- Asian markets open with continued weakness for a second consecutive session
- Oil falls more than 1% on Saudi price cuts , but China imports remain strong
- Chinese and US equity bourses in the red along with Japan’s Nikkei index
The asian trading session failed to recoup losses from last Friday, which saw a broad sell off across the board for equities and commodities such as Crude Oil. It seems rather odd this is happening now when the red flags have been raised for quite some time , but markets are finally realising that high company valuations is unrealistic in an recession environment. Though the question remains, why didn’t this correction take place months ago at the peak of the virus, why now ?. Perhaps we will find the answer to this during the week but speculation say it involves 30-year treasury bonds.
Eurostoxx 50 & the DAX index were up 0.9% with the UK FTSE100 future rising by 1%. Though the picture was much more bleak with UK equity bourses, Emini futures for the S&P 500 fell 0.8% , whilst NASDAQ slipped by 1.3%, though this is likely due to Tesla being excluded from joining the S&P 500 Index (more on this later, watch out for a dedicated article).
“It is not unthinkable that global equities are set to churn in a range for a while as some of the orphan sectors/countries are refranchised while the richly valued sectors pause or unwind. On the balance of probabilities, last week’s correction has further room to go” – Jefferies
Perhaps this is not another case of equities taking a dive and being completed recovered, potentially a much deeper correction – though there has to be a catalyst for this. Forward valuation will not cut it, because if this was the case, equities would have corrected months ago, traders should bear this mind.
Crude Oil dropped to $39 a barrel, it’s lowest price since July , following a decision by Saudi Arabia to discount the Oil sold to Asia – a move that raises concerns about tangible demand. If demand is lagging, it makes sense for Saudi Arabia to make the price of its oil cheaper , virus concerns has left Oil demand up in the air once again. However a recent trade report released today showed China imported 47.48 million tonnes of crude in August , whilst this is a slip when looking at June/July import levels it is 12.6% higher than August imports in 2019. So if Chinese imports are strong why are oil prices still under pressure? well because the increased level of crude imports by China can be attributed towards a market share war with Saudi Arabia and Russia, and not indicative of actual demand.
“There is an enormous amount of uncertainty, but we don’t expect any additional serious slowdown in the coming months. Even though (the market is) not expecting real robust growth coming back soon, the view on demand is more stable compared with three months ago,” – Keisuke Sadamori, IEA director

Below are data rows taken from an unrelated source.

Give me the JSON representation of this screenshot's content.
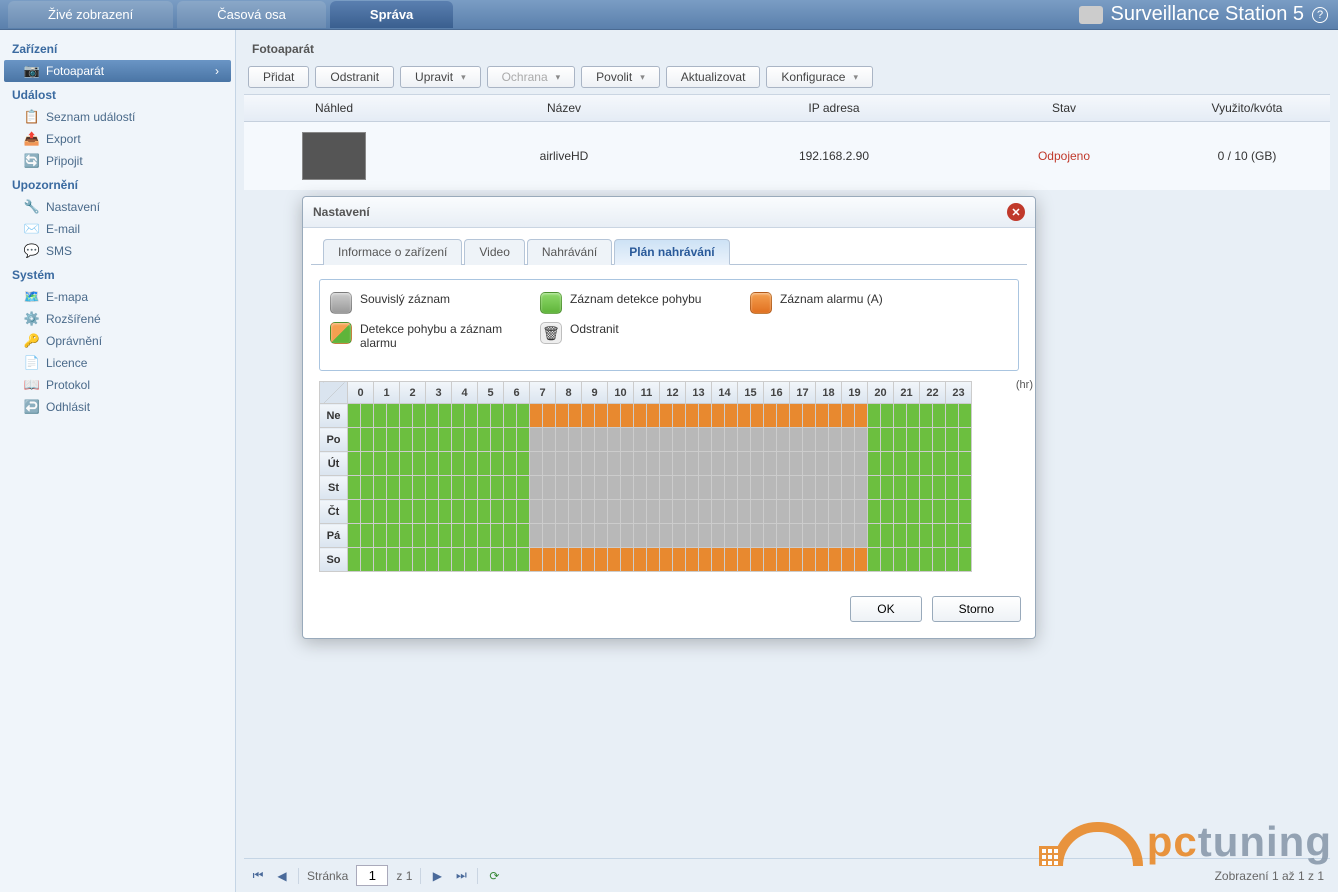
{
  "app_title": "Surveillance Station 5",
  "header_tabs": {
    "live": "Živé zobrazení",
    "timeline": "Časová osa",
    "mgmt": "Správa"
  },
  "sidebar": {
    "devices_header": "Zařízení",
    "camera": "Fotoaparát",
    "events_header": "Událost",
    "event_list": "Seznam událostí",
    "export": "Export",
    "connect": "Připojit",
    "notif_header": "Upozornění",
    "settings": "Nastavení",
    "email": "E-mail",
    "sms": "SMS",
    "system_header": "Systém",
    "emap": "E-mapa",
    "advanced": "Rozšířené",
    "privileges": "Oprávnění",
    "license": "Licence",
    "protocol": "Protokol",
    "logout": "Odhlásit"
  },
  "content": {
    "title": "Fotoaparát",
    "toolbar": {
      "add": "Přidat",
      "remove": "Odstranit",
      "edit": "Upravit",
      "protect": "Ochrana",
      "enable": "Povolit",
      "refresh": "Aktualizovat",
      "config": "Konfigurace"
    },
    "columns": {
      "preview": "Náhled",
      "name": "Název",
      "ip": "IP adresa",
      "state": "Stav",
      "quota": "Využito/kvóta"
    },
    "row": {
      "name": "airliveHD",
      "ip": "192.168.2.90",
      "state": "Odpojeno",
      "quota": "0 / 10 (GB)"
    }
  },
  "pager": {
    "page_label": "Stránka",
    "page_value": "1",
    "of": "z 1",
    "display": "Zobrazení 1 až 1 z 1"
  },
  "modal": {
    "title": "Nastavení",
    "tabs": {
      "device": "Informace o zařízení",
      "video": "Video",
      "rec": "Nahrávání",
      "sched": "Plán nahrávání"
    },
    "legend": {
      "cont": "Souvislý záznam",
      "motion": "Záznam detekce pohybu",
      "alarm": "Záznam alarmu (A)",
      "motion_alarm": "Detekce pohybu a záznam alarmu",
      "delete": "Odstranit"
    },
    "schedule": {
      "hr": "(hr)",
      "hours": [
        "0",
        "1",
        "2",
        "3",
        "4",
        "5",
        "6",
        "7",
        "8",
        "9",
        "10",
        "11",
        "12",
        "13",
        "14",
        "15",
        "16",
        "17",
        "18",
        "19",
        "20",
        "21",
        "22",
        "23"
      ],
      "days": [
        "Ne",
        "Po",
        "Út",
        "St",
        "Čt",
        "Pá",
        "So"
      ],
      "pattern": {
        "Ne": "ggggggggggggggoooooooooooooooooooooooooogggggggg",
        "Po": "ggggggggggggggssssssssssssssssssssssssssgggggggg",
        "Út": "ggggggggggggggssssssssssssssssssssssssssgggggggg",
        "St": "ggggggggggggggssssssssssssssssssssssssssgggggggg",
        "Čt": "ggggggggggggggssssssssssssssssssssssssssgggggggg",
        "Pá": "ggggggggggggggssssssssssssssssssssssssssgggggggg",
        "So": "ggggggggggggggoooooooooooooooooooooooooogggggggg"
      }
    },
    "buttons": {
      "ok": "OK",
      "cancel": "Storno"
    }
  },
  "watermark": {
    "pc": "pc",
    "tuning": "tuning"
  }
}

FX movements have been fairly muted, it is Memorial day in the US and this will result in reduced volumes, which may mean a decline will extend into tomorrows trading session. The DXY rose 0.15% ahead of key data releases such as Initial Jobless claims. Markets however will be focusing on the ECB interest rate decision and statement this week.